1. In a bi-positionable seat and a support therefor, the improvement residing in means connecting the seat to the support for fore-and-aft shifting between a high rear position and a low forward position, comprising: parallel front and rear levers respectively having fulcrurned ends mounted on the support on front and rear transverse fulcra for swinging between generally upright positions rising from the support and lower positions depending from the support, each lever having a terminal end and including a transverse pivot at its terminal end and a transverse pivot intermediate said ends; each lever being so constructed that its terminal end and intermediate pivots and its fulcrum are triangularly arranged so that in the high rear position of the seat the terminal end pivots are rearwardmost and the intermediate pivots are forwardmost and in its low forward position the terminal end pivots are forwardmost and the intermediate pivots are rearwardmost; a pair of parallel fore-and-aft links connecting the levers and including a first link connected at opposite ends to said terminal end pivots and a second link connected at opposite ends to the intermediate pivots for fore-and-aft swinging of the levers about said fulcra, said second link lying below the first link and arranged to engage said first link from below to provide stop means limiting fore-and-aft swinging of the levers and links to achieve the two positions of the seat; and means mounting the seat on one of the links.

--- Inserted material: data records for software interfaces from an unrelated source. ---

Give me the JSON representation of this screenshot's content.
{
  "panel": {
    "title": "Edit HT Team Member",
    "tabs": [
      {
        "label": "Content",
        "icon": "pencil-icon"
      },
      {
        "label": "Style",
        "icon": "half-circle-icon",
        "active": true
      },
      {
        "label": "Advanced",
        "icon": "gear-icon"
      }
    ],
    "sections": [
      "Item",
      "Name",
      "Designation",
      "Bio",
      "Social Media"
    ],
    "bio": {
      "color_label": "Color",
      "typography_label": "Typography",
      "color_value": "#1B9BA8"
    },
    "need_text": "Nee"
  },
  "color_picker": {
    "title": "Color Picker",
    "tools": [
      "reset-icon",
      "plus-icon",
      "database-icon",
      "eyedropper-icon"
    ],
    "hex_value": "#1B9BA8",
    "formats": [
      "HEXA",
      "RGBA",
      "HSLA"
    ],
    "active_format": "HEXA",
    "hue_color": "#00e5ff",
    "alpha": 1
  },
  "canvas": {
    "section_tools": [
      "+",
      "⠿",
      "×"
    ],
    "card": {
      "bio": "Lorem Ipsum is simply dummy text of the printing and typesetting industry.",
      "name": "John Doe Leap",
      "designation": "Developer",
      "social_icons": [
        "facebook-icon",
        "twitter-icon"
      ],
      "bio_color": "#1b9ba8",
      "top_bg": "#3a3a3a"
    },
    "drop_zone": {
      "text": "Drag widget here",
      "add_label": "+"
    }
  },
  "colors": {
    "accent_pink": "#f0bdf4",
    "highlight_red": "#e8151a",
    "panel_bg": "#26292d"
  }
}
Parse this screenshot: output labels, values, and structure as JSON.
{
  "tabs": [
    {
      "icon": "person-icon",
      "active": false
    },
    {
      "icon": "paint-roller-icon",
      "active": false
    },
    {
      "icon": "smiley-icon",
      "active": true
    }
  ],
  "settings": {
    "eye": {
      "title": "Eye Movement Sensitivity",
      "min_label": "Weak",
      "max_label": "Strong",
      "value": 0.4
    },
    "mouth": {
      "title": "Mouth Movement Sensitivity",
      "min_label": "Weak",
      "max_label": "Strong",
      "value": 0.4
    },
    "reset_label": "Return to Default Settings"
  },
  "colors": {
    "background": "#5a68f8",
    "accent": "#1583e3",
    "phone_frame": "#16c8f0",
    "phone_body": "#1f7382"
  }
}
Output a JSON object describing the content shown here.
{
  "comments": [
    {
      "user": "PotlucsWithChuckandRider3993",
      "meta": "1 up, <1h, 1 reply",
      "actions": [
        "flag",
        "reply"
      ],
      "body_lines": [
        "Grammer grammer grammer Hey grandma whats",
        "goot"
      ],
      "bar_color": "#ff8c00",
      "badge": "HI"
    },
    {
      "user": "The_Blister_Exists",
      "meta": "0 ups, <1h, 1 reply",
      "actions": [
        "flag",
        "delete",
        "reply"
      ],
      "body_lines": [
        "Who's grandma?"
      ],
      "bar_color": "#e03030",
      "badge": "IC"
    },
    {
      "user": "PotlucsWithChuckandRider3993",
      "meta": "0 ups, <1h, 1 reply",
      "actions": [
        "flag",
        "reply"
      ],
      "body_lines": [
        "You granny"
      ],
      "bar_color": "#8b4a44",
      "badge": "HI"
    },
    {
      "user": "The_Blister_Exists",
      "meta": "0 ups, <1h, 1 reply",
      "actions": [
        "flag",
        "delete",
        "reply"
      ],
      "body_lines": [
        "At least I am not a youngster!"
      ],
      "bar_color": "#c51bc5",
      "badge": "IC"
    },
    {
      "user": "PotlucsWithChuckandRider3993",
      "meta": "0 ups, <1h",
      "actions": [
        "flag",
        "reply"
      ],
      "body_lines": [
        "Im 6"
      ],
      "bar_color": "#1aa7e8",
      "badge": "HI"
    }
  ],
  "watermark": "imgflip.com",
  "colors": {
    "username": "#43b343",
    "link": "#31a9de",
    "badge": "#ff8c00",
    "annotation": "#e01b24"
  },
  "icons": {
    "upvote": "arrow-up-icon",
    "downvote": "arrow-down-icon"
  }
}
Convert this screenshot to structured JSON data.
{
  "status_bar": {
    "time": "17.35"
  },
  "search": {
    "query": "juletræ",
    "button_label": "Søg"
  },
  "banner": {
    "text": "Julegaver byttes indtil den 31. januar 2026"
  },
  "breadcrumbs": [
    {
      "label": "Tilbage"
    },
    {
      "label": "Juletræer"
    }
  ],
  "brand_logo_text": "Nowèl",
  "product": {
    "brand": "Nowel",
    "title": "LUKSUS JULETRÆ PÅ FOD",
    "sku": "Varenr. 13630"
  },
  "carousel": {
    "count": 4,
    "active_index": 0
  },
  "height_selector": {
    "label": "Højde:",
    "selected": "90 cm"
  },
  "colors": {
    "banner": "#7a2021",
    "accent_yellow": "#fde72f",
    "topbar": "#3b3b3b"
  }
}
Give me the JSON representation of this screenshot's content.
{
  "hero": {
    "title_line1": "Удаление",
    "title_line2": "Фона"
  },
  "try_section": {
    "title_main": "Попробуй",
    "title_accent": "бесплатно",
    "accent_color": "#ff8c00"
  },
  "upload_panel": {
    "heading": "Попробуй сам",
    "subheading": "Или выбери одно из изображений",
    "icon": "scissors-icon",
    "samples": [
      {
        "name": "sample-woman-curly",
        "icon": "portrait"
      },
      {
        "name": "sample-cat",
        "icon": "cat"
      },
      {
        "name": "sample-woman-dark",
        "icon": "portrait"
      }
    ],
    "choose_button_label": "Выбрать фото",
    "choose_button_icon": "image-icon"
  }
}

2. The invention defined in claim 1, in which: the means mounting the seat on the cross-connecting means includes an upright pivot about which the seat is turnable relative to said one of the links to face either forwardly or rearwardly.

3. The invention defined in claim 1 further characterized by stop means including a cross bar rigidly cross connecting one pair of levers and adapted to engage one pair of links in at least one position of the seat.

4. The invention defined in claim 2, including: releasable means for locking the seat against turning about said upright pivot.

References Cited in the tile of this patent UNITED STATES PATENTS 2,749,969 Tatter June 12, 1956 2,809,689 Garvey et al. Oct. 15, 1957 FOREIGN PATENTS 20,704/29 Australia June 18, 1929 734,969 Great Britain Aug. 10, 1955

Patent Citations
Cited PatentFiling datePublication dateApplicantTitle
US2749969 *Feb 16, 1953Jun 12, 1956Tatter John WAdjustable seats having lazy tong supports
US2809689 *Dec 2, 1953Oct 15, 1957Gen Motors CorpSeat adjuster
AU2070429A * Title not available
GB734969A * Title not available
Referenced by
Citing PatentFiling datePublication dateApplicantTitle
US3147994 *Apr 18, 1961Sep 8, 1964Gen Motors CorpSwing-out vehicle seat
US3198473 *Jun 18, 1962Aug 3, 1965Massey Ferguson IncMultiple position seat
US3300172 *Mar 18, 1965Jan 24, 1967Massey Fcrguson IncMultiple position seat for material handling equipment
US3412968 *Feb 20, 1967Nov 26, 1968Massey Ferguson IncMultiple position vehicle seat assembly
US3437373 *Jun 14, 1967Apr 8, 1969Case Co J ISeat assembly
US3642088 *Feb 2, 1970Feb 15, 1972Case Co J ISelf-locating vertically and facingly adjustable seat
US4005845 *Mar 15, 1976Feb 1, 1977Deere & CompanySeat assembly including a turnaround-type seat
US4072343 *Dec 27, 1976Feb 7, 1978Caterpillar Tractor Co.Reversible and adjustable bilevel seat for dual-purpose vehicle
US4134617 *Jun 21, 1977Jan 16, 1979Kubota, Ltd.Driver's seat mounting structure for a tractor
US4566734 *Aug 24, 1984Jan 28, 1986Bruner Andrew LAdjustable boat seat pedestal
US5127699 *Feb 21, 1989Jul 7, 1992Kubota Tekko Kabushiki KaishaDevice for reversibly supporting seat for vehicles
US6711839 *Aug 25, 2000Mar 30, 2004Kubota CorporationTractor with a working implement
WO1983000664A1 *Feb 22, 1980Mar 3, 1983Hodge Norman JLatch assembly - reversible seat
U.S. Classification248/421, 297/344.22, 297/344.14
International ClassificationE02F9/16, B60N2/14, E02F3/38
Cooperative ClassificationB60N2/143, E02F9/166, E02F3/386
European ClassificationE02F3/38B4, E02F9/16M, B60N2/14B